[Start of Attachment]

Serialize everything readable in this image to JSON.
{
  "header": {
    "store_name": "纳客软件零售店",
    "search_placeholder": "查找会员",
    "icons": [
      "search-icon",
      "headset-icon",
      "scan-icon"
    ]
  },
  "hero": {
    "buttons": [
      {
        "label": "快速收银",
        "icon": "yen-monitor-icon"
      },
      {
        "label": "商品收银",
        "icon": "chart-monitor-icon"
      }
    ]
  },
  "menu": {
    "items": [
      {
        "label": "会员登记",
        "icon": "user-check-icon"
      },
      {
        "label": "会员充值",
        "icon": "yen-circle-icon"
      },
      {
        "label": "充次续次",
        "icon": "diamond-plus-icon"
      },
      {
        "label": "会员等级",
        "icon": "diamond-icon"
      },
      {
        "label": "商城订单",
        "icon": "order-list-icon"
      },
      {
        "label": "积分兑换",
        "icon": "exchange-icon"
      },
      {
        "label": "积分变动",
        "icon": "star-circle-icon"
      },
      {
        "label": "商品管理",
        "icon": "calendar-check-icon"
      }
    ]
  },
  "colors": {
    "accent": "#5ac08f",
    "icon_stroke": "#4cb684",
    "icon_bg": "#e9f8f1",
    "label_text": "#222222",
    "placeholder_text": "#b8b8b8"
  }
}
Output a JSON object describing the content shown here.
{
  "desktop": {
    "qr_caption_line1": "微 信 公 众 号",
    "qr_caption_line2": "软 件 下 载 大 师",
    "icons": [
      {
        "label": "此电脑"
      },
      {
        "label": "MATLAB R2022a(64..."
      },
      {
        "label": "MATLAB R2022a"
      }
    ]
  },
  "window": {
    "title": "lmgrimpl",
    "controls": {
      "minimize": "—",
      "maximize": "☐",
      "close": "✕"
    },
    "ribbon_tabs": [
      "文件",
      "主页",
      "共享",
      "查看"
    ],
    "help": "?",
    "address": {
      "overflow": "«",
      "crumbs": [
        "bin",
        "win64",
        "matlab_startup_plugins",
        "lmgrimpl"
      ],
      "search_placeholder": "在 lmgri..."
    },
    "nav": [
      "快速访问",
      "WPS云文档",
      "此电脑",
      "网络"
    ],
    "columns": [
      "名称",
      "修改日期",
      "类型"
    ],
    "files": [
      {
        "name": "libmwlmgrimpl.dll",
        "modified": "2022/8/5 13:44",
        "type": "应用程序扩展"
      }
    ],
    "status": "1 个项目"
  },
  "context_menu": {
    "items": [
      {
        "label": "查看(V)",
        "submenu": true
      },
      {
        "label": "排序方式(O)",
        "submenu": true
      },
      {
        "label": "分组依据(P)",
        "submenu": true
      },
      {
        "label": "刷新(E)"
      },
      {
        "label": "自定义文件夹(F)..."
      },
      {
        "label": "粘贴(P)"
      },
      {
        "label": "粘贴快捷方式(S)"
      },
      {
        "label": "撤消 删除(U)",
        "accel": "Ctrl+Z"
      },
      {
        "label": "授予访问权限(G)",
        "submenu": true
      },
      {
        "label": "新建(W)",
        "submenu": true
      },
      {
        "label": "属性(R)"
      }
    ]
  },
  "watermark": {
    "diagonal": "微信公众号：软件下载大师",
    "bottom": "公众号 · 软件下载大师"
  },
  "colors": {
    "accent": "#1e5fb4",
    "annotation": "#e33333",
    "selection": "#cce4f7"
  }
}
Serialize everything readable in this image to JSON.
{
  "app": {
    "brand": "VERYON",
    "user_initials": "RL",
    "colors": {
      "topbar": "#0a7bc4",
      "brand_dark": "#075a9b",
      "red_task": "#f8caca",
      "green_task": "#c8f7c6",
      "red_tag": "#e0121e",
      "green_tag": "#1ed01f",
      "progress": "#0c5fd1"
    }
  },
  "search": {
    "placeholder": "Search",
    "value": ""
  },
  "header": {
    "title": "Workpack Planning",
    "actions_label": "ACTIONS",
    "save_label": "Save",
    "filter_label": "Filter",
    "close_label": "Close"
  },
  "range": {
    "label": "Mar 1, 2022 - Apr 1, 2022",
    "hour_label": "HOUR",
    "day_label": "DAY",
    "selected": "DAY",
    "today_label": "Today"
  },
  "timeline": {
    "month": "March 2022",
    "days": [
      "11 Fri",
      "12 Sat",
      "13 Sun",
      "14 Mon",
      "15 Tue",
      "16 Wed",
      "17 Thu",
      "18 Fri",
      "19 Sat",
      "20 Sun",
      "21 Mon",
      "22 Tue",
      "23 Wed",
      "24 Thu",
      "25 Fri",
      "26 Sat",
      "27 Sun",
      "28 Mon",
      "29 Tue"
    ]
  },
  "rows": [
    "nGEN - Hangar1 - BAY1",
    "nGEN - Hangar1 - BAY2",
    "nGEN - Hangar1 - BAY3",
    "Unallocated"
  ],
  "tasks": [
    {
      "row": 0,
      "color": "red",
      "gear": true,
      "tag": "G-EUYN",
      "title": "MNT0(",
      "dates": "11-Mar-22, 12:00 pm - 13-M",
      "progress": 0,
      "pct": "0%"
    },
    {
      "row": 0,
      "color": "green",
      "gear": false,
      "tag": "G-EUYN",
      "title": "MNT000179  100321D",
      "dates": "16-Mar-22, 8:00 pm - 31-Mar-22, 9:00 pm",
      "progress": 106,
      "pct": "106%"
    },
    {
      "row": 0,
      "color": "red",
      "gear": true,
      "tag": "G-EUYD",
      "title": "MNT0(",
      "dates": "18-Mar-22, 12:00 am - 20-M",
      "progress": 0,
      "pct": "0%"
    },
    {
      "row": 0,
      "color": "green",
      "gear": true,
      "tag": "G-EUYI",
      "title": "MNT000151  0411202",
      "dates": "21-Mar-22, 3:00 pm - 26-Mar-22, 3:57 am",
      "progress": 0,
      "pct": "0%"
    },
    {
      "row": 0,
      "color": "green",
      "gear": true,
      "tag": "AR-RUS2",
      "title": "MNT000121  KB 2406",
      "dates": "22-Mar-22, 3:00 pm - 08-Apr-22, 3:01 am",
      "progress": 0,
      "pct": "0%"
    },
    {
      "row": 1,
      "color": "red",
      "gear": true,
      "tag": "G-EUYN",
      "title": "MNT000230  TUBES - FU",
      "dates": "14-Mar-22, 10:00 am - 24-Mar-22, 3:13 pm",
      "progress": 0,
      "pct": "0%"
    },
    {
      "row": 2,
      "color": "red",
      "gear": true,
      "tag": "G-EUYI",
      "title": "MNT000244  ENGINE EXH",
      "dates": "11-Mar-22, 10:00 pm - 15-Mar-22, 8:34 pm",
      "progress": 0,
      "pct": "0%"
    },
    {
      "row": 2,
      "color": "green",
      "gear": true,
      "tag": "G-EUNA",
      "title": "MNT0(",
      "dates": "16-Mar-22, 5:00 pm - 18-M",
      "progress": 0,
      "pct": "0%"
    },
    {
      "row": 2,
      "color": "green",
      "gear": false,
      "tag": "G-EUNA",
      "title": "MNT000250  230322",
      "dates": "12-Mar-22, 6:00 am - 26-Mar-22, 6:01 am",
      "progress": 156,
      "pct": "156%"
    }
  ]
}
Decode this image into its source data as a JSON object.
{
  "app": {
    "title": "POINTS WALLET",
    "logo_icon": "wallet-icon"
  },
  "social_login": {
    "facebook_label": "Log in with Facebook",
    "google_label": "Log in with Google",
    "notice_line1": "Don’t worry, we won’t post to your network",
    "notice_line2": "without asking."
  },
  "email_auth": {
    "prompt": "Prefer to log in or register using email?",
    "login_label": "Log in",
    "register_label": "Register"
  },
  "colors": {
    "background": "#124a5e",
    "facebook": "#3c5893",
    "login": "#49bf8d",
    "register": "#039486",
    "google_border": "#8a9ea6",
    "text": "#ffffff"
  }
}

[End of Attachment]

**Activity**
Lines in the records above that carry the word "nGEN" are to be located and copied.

**Problem solution**
    "nGEN - Hangar1 - BAY1",
    "nGEN - Hangar1 - BAY2",
    "nGEN - Hangar1 - BAY3",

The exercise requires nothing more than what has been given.